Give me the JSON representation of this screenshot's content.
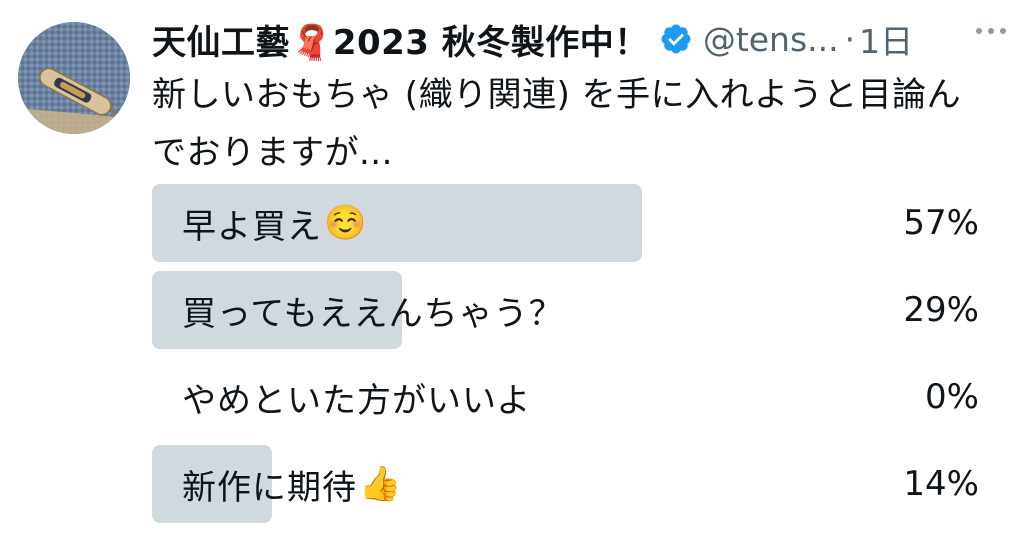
{
  "tweet": {
    "display_name": "天仙工藝🧣2023 秋冬製作中！",
    "handle": "@tens...",
    "separator": "·",
    "time": "1日",
    "text": "新しいおもちゃ (織り関連) を手に入れようと目論んでおりますが..."
  },
  "icons": {
    "verified": "verified-badge-icon",
    "more": "more-icon",
    "avatar": "loom-shuttle-avatar"
  },
  "colors": {
    "text": "#0f1419",
    "secondary": "#536471",
    "verified": "#1d9bf0",
    "poll_bar": "#cfd9de"
  },
  "poll": {
    "options": [
      {
        "label": "早よ買え",
        "emoji": "☺️",
        "percent": "57%",
        "value": 57
      },
      {
        "label": "買ってもええんちゃう？",
        "emoji": "",
        "percent": "29%",
        "value": 29
      },
      {
        "label": "やめといた方がいいよ",
        "emoji": "",
        "percent": "0%",
        "value": 0
      },
      {
        "label": "新作に期待",
        "emoji": "👍",
        "percent": "14%",
        "value": 14
      }
    ]
  }
}
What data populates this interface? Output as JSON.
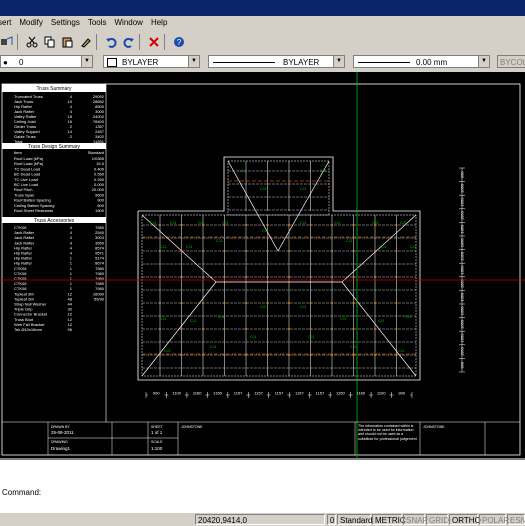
{
  "menu": [
    "sert",
    "Modify",
    "Settings",
    "Tools",
    "Window",
    "Help"
  ],
  "toolbar": {
    "layer_value": "0",
    "color_value": "BYLAYER",
    "linetype_value": "BYLAYER",
    "lineweight_value": "0.00 mm",
    "plotstyle_value": "BYCOLOR"
  },
  "panel_titles": {
    "summary": "Truss Summary",
    "design": "Truss Design Summary",
    "accessories": "Truss Accessories"
  },
  "summary_rows": [
    {
      "label": "Truncated Truss",
      "qty": "4",
      "val": "29092"
    },
    {
      "label": "Jack Truss",
      "qty": "10",
      "val": "28652"
    },
    {
      "label": "Hip Rafter",
      "qty": "4",
      "val": "8500"
    },
    {
      "label": "Jack Rafter",
      "qty": "4",
      "val": "3000"
    },
    {
      "label": "Valley Rafter",
      "qty": "18",
      "val": "24002"
    },
    {
      "label": "Ceiling Joist",
      "qty": "16",
      "val": "78400"
    },
    {
      "label": "Girder Truss",
      "qty": "2",
      "val": "1357"
    },
    {
      "label": "Valley Support",
      "qty": "14",
      "val": "2457"
    },
    {
      "label": "Gable Truss",
      "qty": "2",
      "val": "3402"
    },
    {
      "label": "Total",
      "qty": "",
      "val": "11591"
    }
  ],
  "design_header": [
    "Item",
    "Standard"
  ],
  "design_rows": [
    {
      "label": "Roof Load (kPa)",
      "val": "1/0365"
    },
    {
      "label": "Roof Load (kPa)",
      "val": "15.0"
    },
    {
      "label": "TC Dead Load",
      "val": "0.400"
    },
    {
      "label": "BC Dead Load",
      "val": "0.550"
    },
    {
      "label": "TC Live Load",
      "val": "0.250"
    },
    {
      "label": "BC Live Load",
      "val": "0.000"
    },
    {
      "label": "Roof Pitch",
      "val": "20.000"
    },
    {
      "label": "Truss Span",
      "val": "9600"
    },
    {
      "label": "Roof Batten Spacing",
      "val": "900"
    },
    {
      "label": "Ceiling Batten Spacing",
      "val": "600"
    },
    {
      "label": "Roof Sheet Restraints",
      "val": "1800"
    }
  ],
  "accessory_rows": [
    {
      "label": "CTK08",
      "qty": "4",
      "val": "7980"
    },
    {
      "label": "Jack Rafter",
      "qty": "4",
      "val": "2540"
    },
    {
      "label": "Jack Rafter",
      "qty": "4",
      "val": "3004"
    },
    {
      "label": "Jack Rafter",
      "qty": "4",
      "val": "3550"
    },
    {
      "label": "Hip Rafter",
      "qty": "4",
      "val": "8574"
    },
    {
      "label": "Hip Rafter",
      "qty": "4",
      "val": "9571"
    },
    {
      "label": "Hip Rafter",
      "qty": "1",
      "val": "5174"
    },
    {
      "label": "Hip Rafter",
      "qty": "1",
      "val": "8674"
    },
    {
      "label": "CTK08",
      "qty": "1",
      "val": "7980"
    },
    {
      "label": "CTK08",
      "qty": "1",
      "val": "7980"
    },
    {
      "label": "CTK08",
      "qty": "1",
      "val": "7980"
    },
    {
      "label": "CTK08",
      "qty": "1",
      "val": "7980"
    },
    {
      "label": "CTK08",
      "qty": "1",
      "val": "7980"
    },
    {
      "label": "Topleaf 3M",
      "qty": "12",
      "val": "16090"
    },
    {
      "label": "Topleaf 2M",
      "qty": "48",
      "val": "55/90"
    },
    {
      "label": "Strap Nail Washer",
      "qty": "44",
      "val": ""
    },
    {
      "label": "Triple Grip",
      "qty": "30",
      "val": ""
    },
    {
      "label": "Connector Bracket",
      "qty": "12",
      "val": ""
    },
    {
      "label": "Truss Boot",
      "qty": "12",
      "val": ""
    },
    {
      "label": "Web Fall Bracket",
      "qty": "12",
      "val": ""
    },
    {
      "label": "Tek Ø10x16mm",
      "qty": "96",
      "val": ""
    }
  ],
  "dims_bottom": [
    "900",
    "1100",
    "1160",
    "1150",
    "1157",
    "1157",
    "1157",
    "1157",
    "1157",
    "1150",
    "1160",
    "1100",
    "900"
  ],
  "dims_right": [
    "900",
    "1050",
    "1050",
    "1050",
    "1050",
    "1050",
    "1050",
    "1050",
    "1050",
    "1050",
    "1050",
    "1050",
    "1050",
    "1050",
    "900"
  ],
  "title_block": {
    "date_label": "DRAWN BY",
    "date_value": "25-08-2011",
    "drawing_label": "DRAWING",
    "drawing_value": "Drawing1",
    "sheet_label": "SHEET",
    "sheet_value": "1 of 1",
    "scale_label": "SCALE",
    "scale_value": "1:100",
    "note": "The information contained within is intended to be used for information and should not be used as a substitute for professional judgement",
    "brand": "JOHNSTONE"
  },
  "truss_label": "CJ1",
  "command": {
    "line1": "",
    "line2": "",
    "prompt": "Command:"
  },
  "status": {
    "coords": "20420,9414,0",
    "zero": "0",
    "standard": "Standard",
    "metric": "METRIC",
    "buttons": [
      {
        "label": "SNAP",
        "on": false
      },
      {
        "label": "GRID",
        "on": false
      },
      {
        "label": "ORTHO",
        "on": true
      },
      {
        "label": "POLAR",
        "on": false
      },
      {
        "label": "ESNA",
        "on": false
      }
    ]
  },
  "colors": {
    "canvas": "#000000",
    "line": "#ffffff",
    "green": "#00c000",
    "orange": "#ff8000",
    "red": "#c00000",
    "panel_head": "#ffffff"
  }
}
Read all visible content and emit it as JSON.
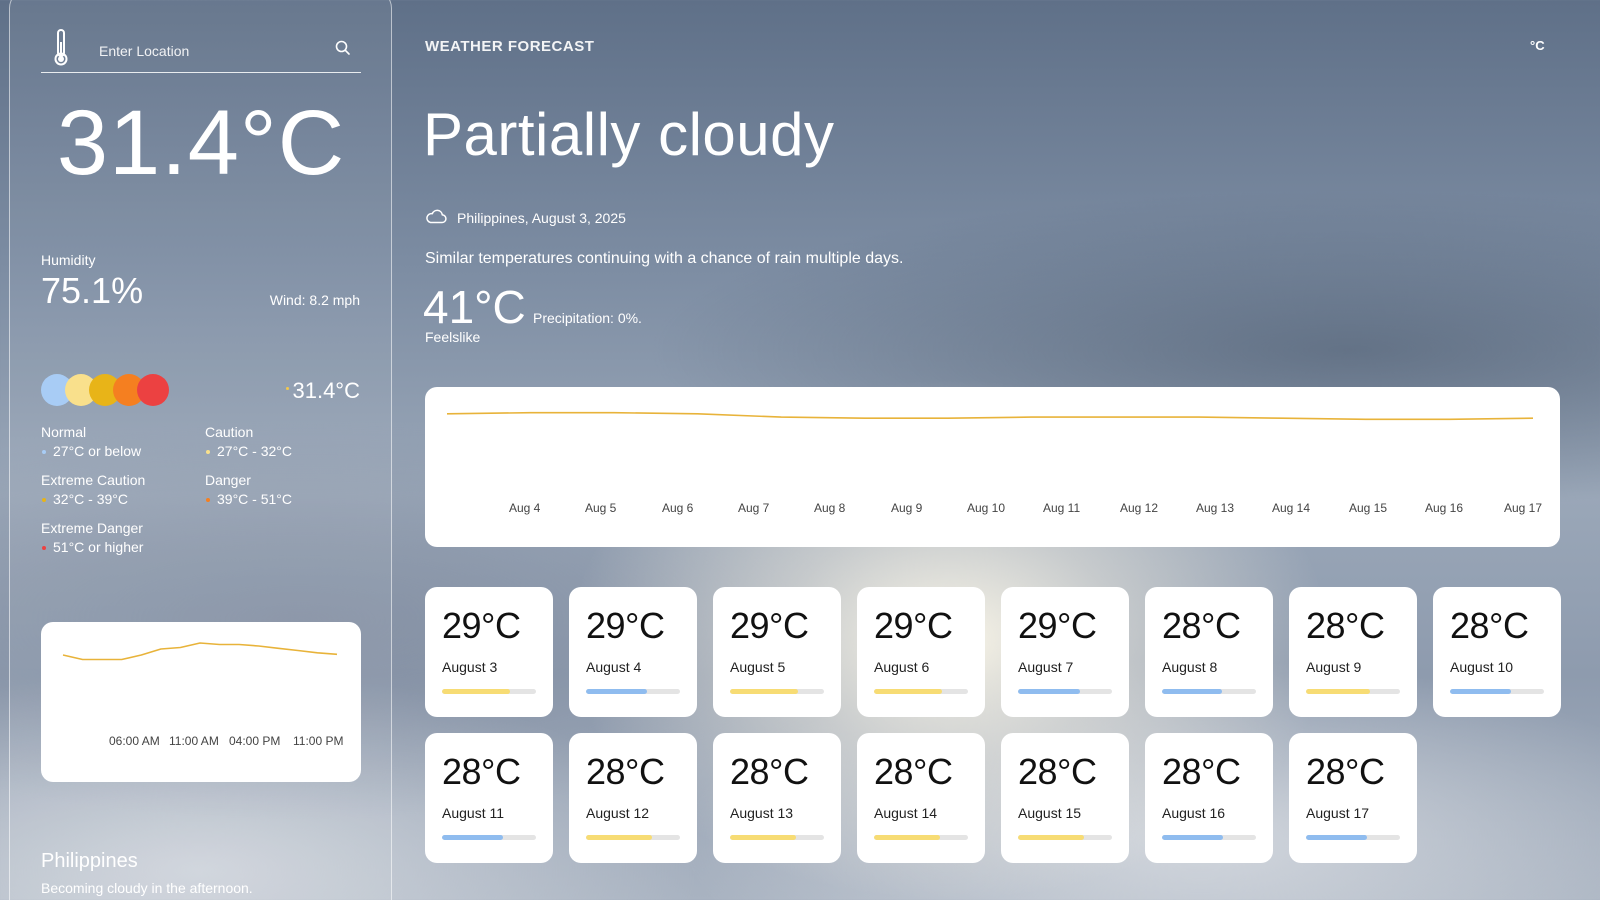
{
  "sidebar": {
    "search": {
      "placeholder": "Enter Location",
      "icon": "search-icon"
    },
    "thermo_icon": "thermometer-icon",
    "temperature": "31.4°C",
    "humidity_label": "Humidity",
    "humidity_value": "75.1%",
    "wind": "Wind: 8.2 mph",
    "heat_index": "31.4°C",
    "heat_circles": [
      "#a8ccf5",
      "#f9e08c",
      "#e8b418",
      "#f57f20",
      "#ec4141"
    ],
    "legend": [
      {
        "title": "Normal",
        "range": "27°C or below",
        "color": "#a8ccf5"
      },
      {
        "title": "Caution",
        "range": "27°C - 32°C",
        "color": "#f9e08c"
      },
      {
        "title": "Extreme Caution",
        "range": "32°C - 39°C",
        "color": "#e8b418"
      },
      {
        "title": "Danger",
        "range": "39°C - 51°C",
        "color": "#f57f20"
      },
      {
        "title": "Extreme Danger",
        "range": "51°C or higher",
        "color": "#ec4141"
      }
    ],
    "hourly_chart": {
      "type": "line",
      "x_ticks": [
        "06:00 AM",
        "11:00 AM",
        "04:00 PM",
        "11:00 PM"
      ],
      "series": [
        {
          "values": [
            29.6,
            29.0,
            29.0,
            29.0,
            29.6,
            30.4,
            30.6,
            31.2,
            31.0,
            31.0,
            30.8,
            30.5,
            30.2,
            29.9,
            29.7
          ]
        }
      ],
      "color": "#e8b33a"
    },
    "location_name": "Philippines",
    "location_desc": "Becoming cloudy in the afternoon."
  },
  "header": {
    "title": "WEATHER FORECAST",
    "unit": "°C"
  },
  "current": {
    "condition": "Partially cloudy",
    "condition_icon": "cloud-icon",
    "location_date": "Philippines, August 3, 2025",
    "summary": "Similar temperatures continuing with a chance of rain multiple days.",
    "feelslike_value": "41°C",
    "feelslike_label": "Feelslike",
    "precipitation": "Precipitation: 0%."
  },
  "chart_data": {
    "type": "line",
    "categories": [
      "Aug 4",
      "Aug 5",
      "Aug 6",
      "Aug 7",
      "Aug 8",
      "Aug 9",
      "Aug 10",
      "Aug 11",
      "Aug 12",
      "Aug 13",
      "Aug 14",
      "Aug 15",
      "Aug 16",
      "Aug 17"
    ],
    "series": [
      {
        "values": [
          29.2,
          29.3,
          29.3,
          29.2,
          28.9,
          28.8,
          28.8,
          28.9,
          28.9,
          28.9,
          28.8,
          28.7,
          28.7,
          28.8
        ]
      }
    ],
    "color": "#e8b33a",
    "grid": false
  },
  "daily": [
    {
      "temp": "29°C",
      "date": "August 3",
      "fill": 0.72,
      "color": "#f7dc74"
    },
    {
      "temp": "29°C",
      "date": "August 4",
      "fill": 0.65,
      "color": "#8fbcef"
    },
    {
      "temp": "29°C",
      "date": "August 5",
      "fill": 0.72,
      "color": "#f7dc74"
    },
    {
      "temp": "29°C",
      "date": "August 6",
      "fill": 0.72,
      "color": "#f7dc74"
    },
    {
      "temp": "29°C",
      "date": "August 7",
      "fill": 0.66,
      "color": "#8fbcef"
    },
    {
      "temp": "28°C",
      "date": "August 8",
      "fill": 0.64,
      "color": "#8fbcef"
    },
    {
      "temp": "28°C",
      "date": "August 9",
      "fill": 0.68,
      "color": "#f7dc74"
    },
    {
      "temp": "28°C",
      "date": "August 10",
      "fill": 0.65,
      "color": "#8fbcef"
    },
    {
      "temp": "28°C",
      "date": "August 11",
      "fill": 0.65,
      "color": "#8fbcef"
    },
    {
      "temp": "28°C",
      "date": "August 12",
      "fill": 0.7,
      "color": "#f7dc74"
    },
    {
      "temp": "28°C",
      "date": "August 13",
      "fill": 0.7,
      "color": "#f7dc74"
    },
    {
      "temp": "28°C",
      "date": "August 14",
      "fill": 0.7,
      "color": "#f7dc74"
    },
    {
      "temp": "28°C",
      "date": "August 15",
      "fill": 0.7,
      "color": "#f7dc74"
    },
    {
      "temp": "28°C",
      "date": "August 16",
      "fill": 0.65,
      "color": "#8fbcef"
    },
    {
      "temp": "28°C",
      "date": "August 17",
      "fill": 0.65,
      "color": "#8fbcef"
    }
  ]
}
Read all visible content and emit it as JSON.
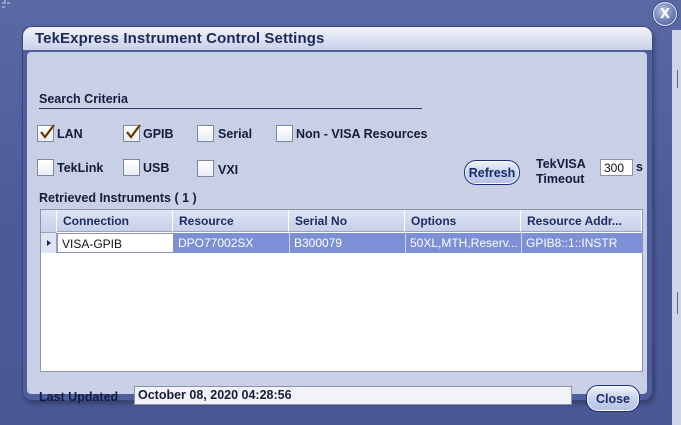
{
  "window": {
    "close_glyph": "X"
  },
  "dialog": {
    "title": "TekExpress Instrument Control Settings",
    "search_criteria_label": "Search Criteria",
    "checkboxes": [
      {
        "label": "LAN",
        "checked": true
      },
      {
        "label": "GPIB",
        "checked": true
      },
      {
        "label": "Serial",
        "checked": false
      },
      {
        "label": "Non - VISA Resources",
        "checked": false
      },
      {
        "label": "TekLink",
        "checked": false
      },
      {
        "label": "USB",
        "checked": false
      },
      {
        "label": "VXI",
        "checked": false
      }
    ],
    "refresh_label": "Refresh",
    "timeout_label_line1": "TekVISA",
    "timeout_label_line2": "Timeout",
    "timeout_value": "300",
    "timeout_unit": "s",
    "retrieved_label": "Retrieved Instruments ( 1 )",
    "table": {
      "columns": [
        "Connection",
        "Resource",
        "Serial No",
        "Options",
        "Resource Addr..."
      ],
      "rows": [
        [
          "VISA-GPIB",
          "DPO77002SX",
          "B300079",
          "50XL,MTH,Reserv...",
          "GPIB8::1::INSTR"
        ]
      ]
    },
    "last_updated_label": "Last Updated",
    "last_updated_value": "October 08, 2020 04:28:56",
    "close_label": "Close"
  },
  "colors": {
    "background": "#4f5e9c",
    "panel": "#c9d0e6",
    "selection": "#7d8fd6",
    "check": "#c9711a"
  }
}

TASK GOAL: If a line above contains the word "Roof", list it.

RESULT:
      "label": "Roof Load (kPa)",
      "label": "Roof Load (kPa)",
      "label": "Roof Pitch",
      "label": "Roof Batten Spacing",
      "label": "Roof Sheet Restraints",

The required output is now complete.